(Super. Ct. No. SF116646A)
The opinion of the court was delivered by: Robie , Acting P. J.
California Rules of Court, rule 8.1115(a), prohibits courts and parties from citing or relying on opinions not certified for publication or ordered published, except as specified by rule 8.1115(b). This opinion has not been certified for publication or ordered published for purposes of rule 8.1115.
A jury found defendant Rodney Serna guilty of violating Penal Code*fn1 section 288, subdivision (c)(1) (section 288(c)(1)) for committing lewd acts on a 15-year-old girl.*fn2 Based on five charges under section 288(c)(1), along with two additional charges not at issue here, the trial court sentenced defendant to five years in prison.
On appeal, defendant contends the judgment must be reversed because "[t]he trial court erred prejudicially by failing to give a mistake of fact instruction as to [the] age of the victim." We conclude that mistake of fact as to the age of the victim is not a defense to a section 288(c)(1) charge and, accordingly, the trial court's refusal to give such an instruction was not error. Therefore, we affirm.
FACTUAL AND PROCEDURAL BACKGROUND
In February or March 2010, defendant and the victim, Bailey, began a romantic relationship. Defendant was 43 years old; Bailey was barely 15. Bailey, however, represented her age as 19 when she contacted defendant through an online Web site. In addition, Bailey told Stockton Police Officer Todd Valone that when she first met defendant, she showed him "a fake [identification card] that stated she was nineteen years old."
Bailey testified that until July 2010, she and defendant carried on a sexual relationship. Bailey also admitted that on multiple occasions defendant came to her house between midnight and 4:00 a.m. -- sometimes sneaking in through her bedroom window -- so that her father would not find out about the relationship.

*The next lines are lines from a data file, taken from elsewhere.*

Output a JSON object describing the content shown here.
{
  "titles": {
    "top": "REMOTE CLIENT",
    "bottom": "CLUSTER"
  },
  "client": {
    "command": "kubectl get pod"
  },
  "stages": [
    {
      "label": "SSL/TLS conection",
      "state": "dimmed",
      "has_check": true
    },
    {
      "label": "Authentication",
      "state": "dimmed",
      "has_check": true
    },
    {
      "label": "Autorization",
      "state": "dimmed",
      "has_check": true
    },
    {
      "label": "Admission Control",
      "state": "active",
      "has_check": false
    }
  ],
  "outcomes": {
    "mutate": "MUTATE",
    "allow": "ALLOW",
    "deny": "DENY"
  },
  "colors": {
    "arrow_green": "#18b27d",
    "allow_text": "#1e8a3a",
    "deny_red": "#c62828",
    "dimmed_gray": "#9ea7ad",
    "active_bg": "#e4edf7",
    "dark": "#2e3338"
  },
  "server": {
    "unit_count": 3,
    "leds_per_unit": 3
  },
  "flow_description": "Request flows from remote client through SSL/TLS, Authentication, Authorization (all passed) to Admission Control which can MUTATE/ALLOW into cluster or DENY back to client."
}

In the spring of 2011, defendant was charged with five counts of committing a lewd act on a child in violation of section 288(c)(1). At trial, defendant's counsel requested a jury instruction on mistake of fact as to Bailey's age, arguing "there is substantial, uncontradicted evidence in the record that Mr. Serna did not know Bailey's true age when there was sexual contact" and that "[n]ot applying the [mistake of fact] defense here is a violation of this defendant's state and federal rights to a fair trial, due process, and right to present a defense." The trial court disagreed. After recounting the reasoning laid out in People v. Paz (2000) 80 Cal.App.4th 293 (Paz), the court found that "at this point, absent an express statement by the [L]egislature to the contrary, mistake of [fact] is not a defense to a charge of lewd conduct in violation of 288 (c)(1)." The court instead instructed the jury with CALCRIM No. 1112, which required the jury to find defendant guilty if he touched Bailey or had Bailey touch him with "the intent of arousing, appealing to, or gratifying the lust, passions, or sexual desires of himself or [Bailey]." The instruction informed the jury that "It [wa]s not required that [defendant] intend[ed] to break the law, hurt someone else, or gain any advantage." In addition, the instruction told the jury "It [wa]s not a defense that [Bailey] may have consented to the act."

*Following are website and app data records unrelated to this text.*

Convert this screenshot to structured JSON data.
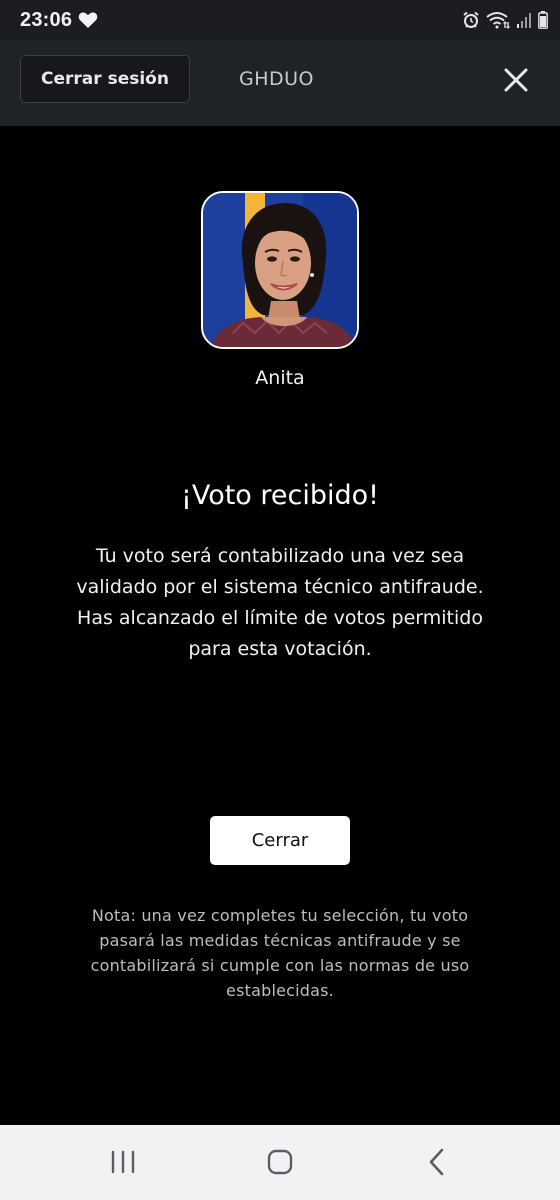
{
  "status_bar": {
    "time": "23:06",
    "left_icons": [
      "heart-icon"
    ],
    "right_icons": [
      "alarm-icon",
      "wifi-icon",
      "signal-icon",
      "battery-icon"
    ]
  },
  "header": {
    "logout_label": "Cerrar sesión",
    "title": "GHDUO",
    "close_icon": "close-icon"
  },
  "candidate": {
    "name": "Anita"
  },
  "confirmation": {
    "title": "¡Voto recibido!",
    "message_lines": [
      "Tu voto será contabilizado una vez sea",
      "validado por el sistema técnico antifraude.",
      "Has alcanzado el límite de votos permitido",
      "para esta votación."
    ],
    "close_label": "Cerrar"
  },
  "note_lines": [
    "Nota: una vez completes tu selección, tu voto",
    "pasará las medidas técnicas antifraude y se",
    "contabilizará si cumple con las normas de uso",
    "establecidas."
  ],
  "nav_bar": {
    "icons": [
      "recent-apps-icon",
      "home-icon",
      "back-icon"
    ]
  },
  "colors": {
    "background": "#000000",
    "header_bg": "#1f2226",
    "status_bg": "#1b1d20",
    "nav_bg": "#f1f2f4",
    "button_bg": "#ffffff",
    "note_text": "#bdbdbd",
    "avatar_blue": "#1d3f9e",
    "avatar_yellow": "#f2b43a"
  }
}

The jury found defendant guilty of all charged offenses, and the court sentenced him to five years in prison. Defendant timely appealed.

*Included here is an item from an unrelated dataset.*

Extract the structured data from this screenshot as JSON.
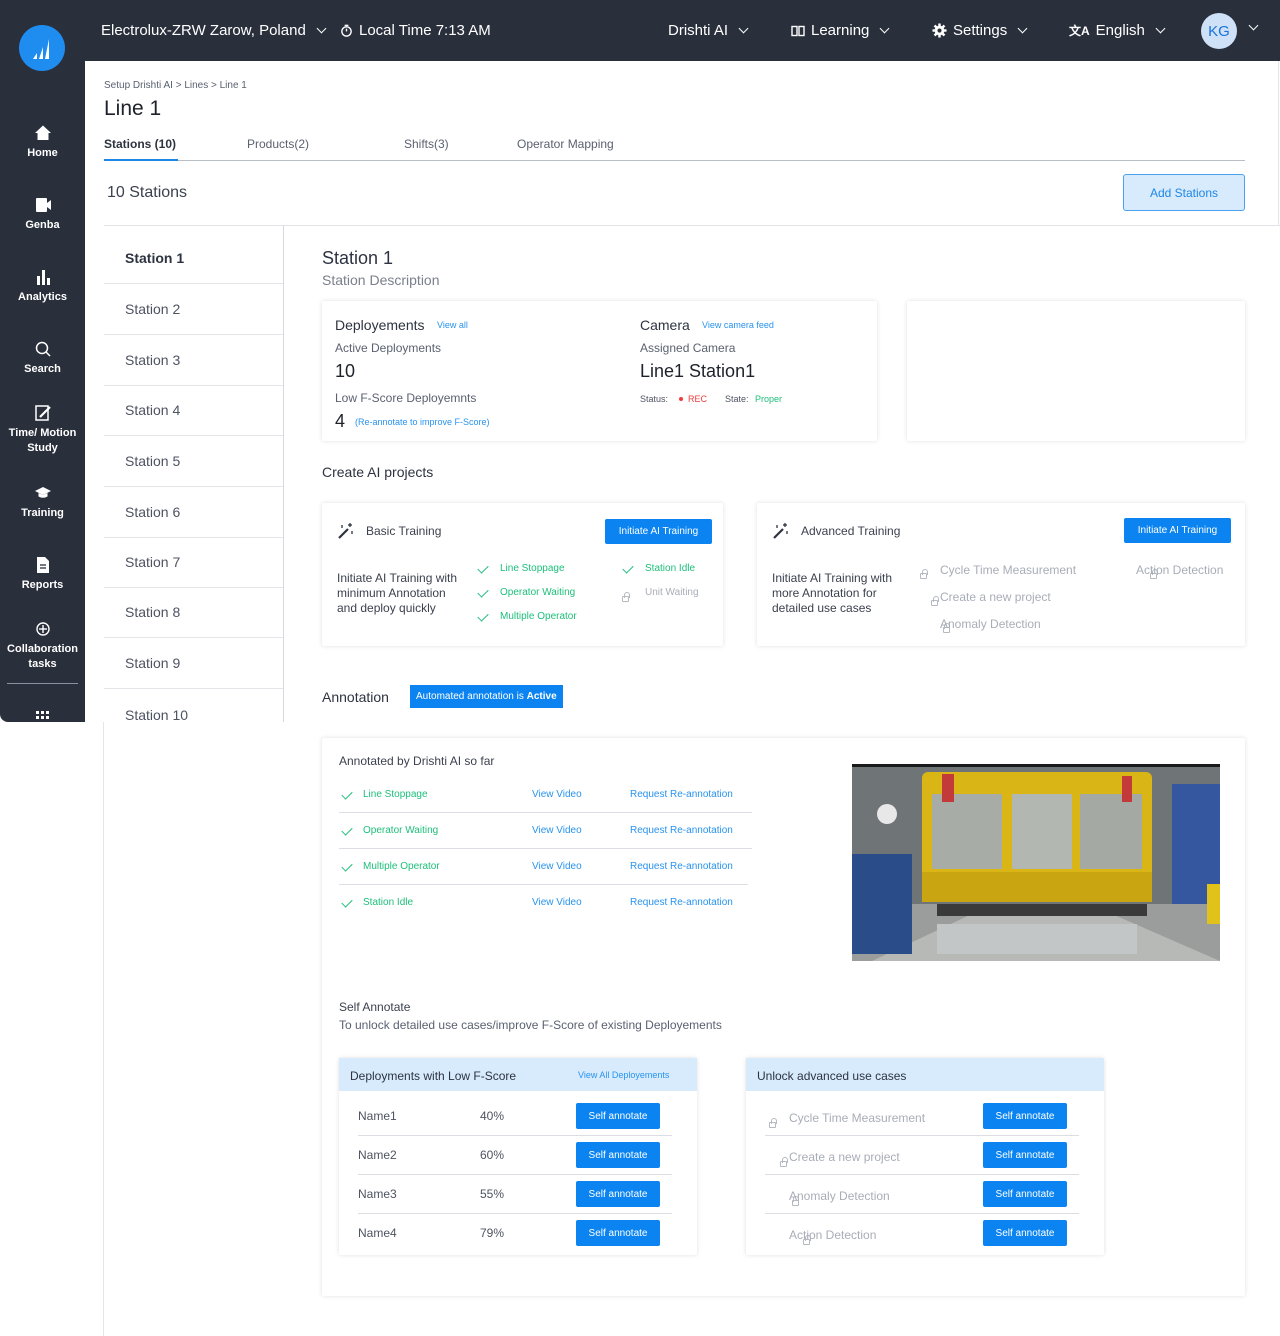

Defendant contends it was prejudicial error for the court to refuse to instruct the jury that a reasonable, good faith mistake about the victim's age is a defense to a charge under section 288(c)(1). Furthermore, defendant argues that refusal to give the requested instruction on mistake of fact violated his federal due process rights. The People contend that refusing to give the requested instruction was ...